  • Do not ignore symptoms that are new or keep getting worse.
  • Try to have your child drink fluids. This helps keep them hydrated.
  • Have them rest until they feel better.Bottle of aspirin with X through it. Do not give aspirin to children.
  • If they feel warm to the touch, symptoms get worse, or their behavior changes, take their temperature.
    • A fever is a temperature over 100.4° Fahrenheit (F) or 38° Celsius (C).
    • A high fever is a temperature over 101.4°F (38.3°C).
  • Give your child over-the-counter (OTC) medicines like:
    • Acetaminophen (Tylenol®) for fever or pain based on your child’s weight. Give it to them every 4 to 6 hours, as needed. Do not give more than 5 doses in 24 hours.
    • Ibuprofen (Advil® or Motrin®) for fever or pain based on your child’s weight. Only give ibuprofen to children older than 6 months. Give it to them every 6 to 8 hours, as needed. Do not give more than 4 doses in 24 hours.
  • Never give your aspirin to your child (Picture 1).
  • If your child’s symptoms get worse or do not get better in 24 hours, follow up with their doctor or health care provider, or return to the emergency room.

Emergency Help

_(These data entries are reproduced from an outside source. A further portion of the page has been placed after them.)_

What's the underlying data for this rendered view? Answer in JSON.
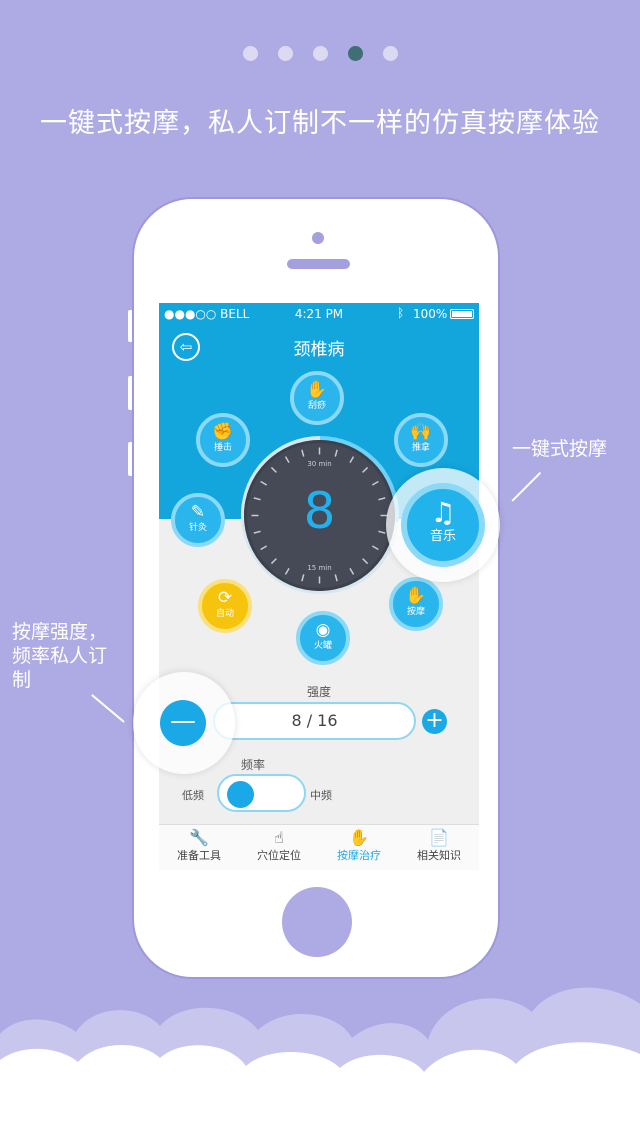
{
  "pager": {
    "count": 5,
    "active_index": 3
  },
  "headline": "一键式按摩，私人订制不一样的仿真按摩体验",
  "status_bar": {
    "carrier": "●●●○○ BELL",
    "time": "4:21 PM",
    "battery": "100%"
  },
  "nav": {
    "title": "颈椎病",
    "back_icon": "back-arrow-icon"
  },
  "bubbles": [
    {
      "label": "刮痧",
      "icon": "✋"
    },
    {
      "label": "推拿",
      "icon": "🙌"
    },
    {
      "label": "捶击",
      "icon": "✊"
    },
    {
      "label": "针灸",
      "icon": "✎"
    },
    {
      "label": "自动",
      "icon": "⟳"
    },
    {
      "label": "按摩",
      "icon": "✋"
    },
    {
      "label": "火罐",
      "icon": "◉"
    }
  ],
  "music": {
    "label": "音乐",
    "icon": "♫"
  },
  "dial": {
    "value": "8",
    "top_mark": "30 min",
    "bottom_mark": "15 min"
  },
  "strength": {
    "label": "强度",
    "value": "8 / 16",
    "minus": "—",
    "plus": "+"
  },
  "frequency": {
    "label": "频率",
    "low": "低频",
    "mid": "中频"
  },
  "tabs": [
    {
      "label": "准备工具",
      "icon": "🔧"
    },
    {
      "label": "穴位定位",
      "icon": "☝"
    },
    {
      "label": "按摩治疗",
      "icon": "✋"
    },
    {
      "label": "相关知识",
      "icon": "📄"
    }
  ],
  "callouts": {
    "right": "一键式按摩",
    "left_line1": "按摩强度，",
    "left_line2": "频率私人订",
    "left_line3": "制"
  },
  "colors": {
    "background": "#aeaae3",
    "accent": "#1aa9e6",
    "header": "#12a6dc",
    "dial": "#454a56",
    "yellow": "#f7c40d"
  }
}
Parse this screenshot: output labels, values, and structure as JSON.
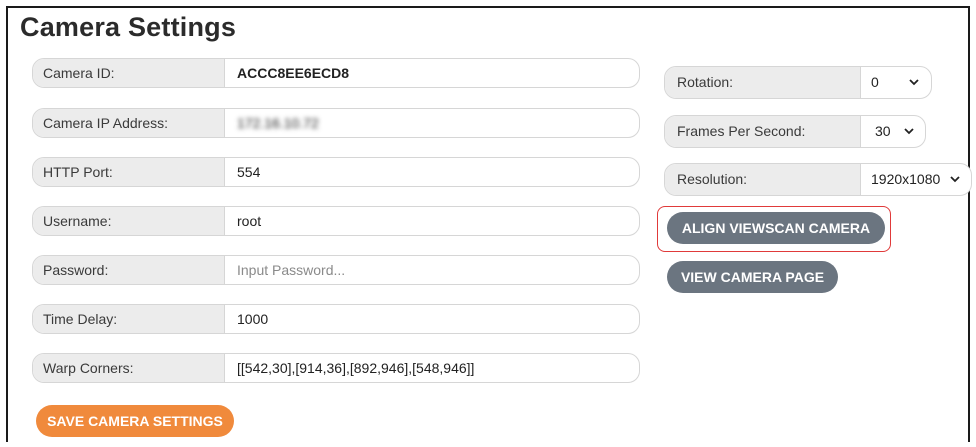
{
  "page": {
    "title": "Camera Settings"
  },
  "fields": [
    {
      "label": "Camera ID:",
      "value": "ACCC8EE6ECD8"
    },
    {
      "label": "Camera IP Address:",
      "value": "172.16.10.72"
    },
    {
      "label": "HTTP Port:",
      "value": "554"
    },
    {
      "label": "Username:",
      "value": "root"
    },
    {
      "label": "Password:",
      "value": "",
      "placeholder": "Input Password..."
    },
    {
      "label": "Time Delay:",
      "value": "1000"
    },
    {
      "label": "Warp Corners:",
      "value": "[[542,30],[914,36],[892,946],[548,946]]"
    }
  ],
  "selects": {
    "rotation": {
      "label": "Rotation:",
      "value": "0"
    },
    "fps": {
      "label": "Frames Per Second:",
      "value": "30"
    },
    "resolution": {
      "label": "Resolution:",
      "value": "1920x1080"
    }
  },
  "buttons": {
    "align": "ALIGN VIEWSCAN CAMERA",
    "view": "VIEW CAMERA PAGE",
    "save": "SAVE CAMERA SETTINGS"
  },
  "colors": {
    "save_button": "#f08a3c",
    "secondary_button": "#6b7580",
    "highlight_border": "#e03a3a"
  }
}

  • For emergency symptoms, take your child to:
    • Their doctor or health care provider’s office.
    • The closest emergency room.
  • Emergency symptoms include:
    • Severe pain that lasts for more than 1 hour.
    • Heavy or having a hard time breathing.
    • Ongoing pain or pain that gets worse with activity. This pain may be mild to severe.
    • Pain that keeps your child from walking.
    • Pain around the belly button that moves to the lower, right part of the belly.
    • Severe back pain.
    • Pain in their groin or testicles.
    • Pain along with vaginal discharge.
    • Constant throwing up (vomiting).
    • Blood or dark green fluid in their vomit.
    • Blood in their pee (urine) or poop (stool).
    • Are not able to drink fluids.
    • Pee less often or make less pee than normal.
    • Pain or burning when peeing.


Abdominal Pain: Outpatient (PDF) 

HH-I-316 • ©2009, revised 2023 • Nationwide Children's Hospital